▸ Required action
The pictures are to be omitted when the entries are reproduced exactly.

▸ Supplied records
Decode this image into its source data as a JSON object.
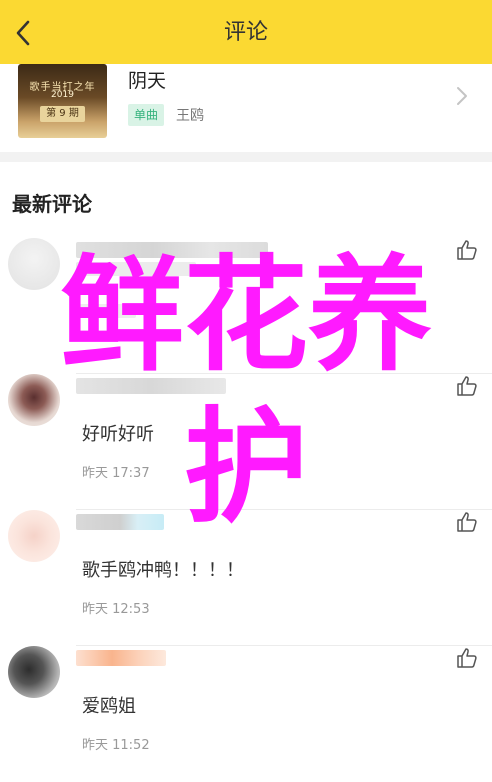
{
  "header": {
    "title": "评论",
    "back_icon": "chevron-left-icon",
    "bg_color": "#fbd932"
  },
  "song": {
    "title": "阴天",
    "tag": "单曲",
    "artist": "王鸥",
    "cover_text": "歌手当打之年",
    "cover_year": "2019",
    "cover_ep": "第 9 期"
  },
  "section": {
    "title": "最新评论"
  },
  "comments": [
    {
      "text": "",
      "time": ""
    },
    {
      "text": "好听好听",
      "time": "昨天 17:37"
    },
    {
      "text": "歌手鸥冲鸭！！！！",
      "time": "昨天 12:53"
    },
    {
      "text": "爱鸥姐",
      "time": "昨天 11:52"
    }
  ],
  "overlay": {
    "line1": "鲜花养",
    "line2": "护",
    "color": "#ff1aff"
  }
}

▸ Answer below
Decode this image into its source data as a JSON object.
{
  "header": {
    "title": "评论",
    "back_icon": "chevron-left-icon",
    "bg_color": "#fbd932"
  },
  "song": {
    "title": "阴天",
    "tag": "单曲",
    "artist": "王鸥",
    "cover_text": "歌手当打之年",
    "cover_year": "2019",
    "cover_ep": "第 9 期"
  },
  "section": {
    "title": "最新评论"
  },
  "comments": [
    {
      "text": "",
      "time": ""
    },
    {
      "text": "好听好听",
      "time": "昨天 17:37"
    },
    {
      "text": "歌手鸥冲鸭！！！！",
      "time": "昨天 12:53"
    },
    {
      "text": "爱鸥姐",
      "time": "昨天 11:52"
    }
  ],
  "overlay": {
    "line1": "鲜花养",
    "line2": "护",
    "color": "#ff1aff"
  }
}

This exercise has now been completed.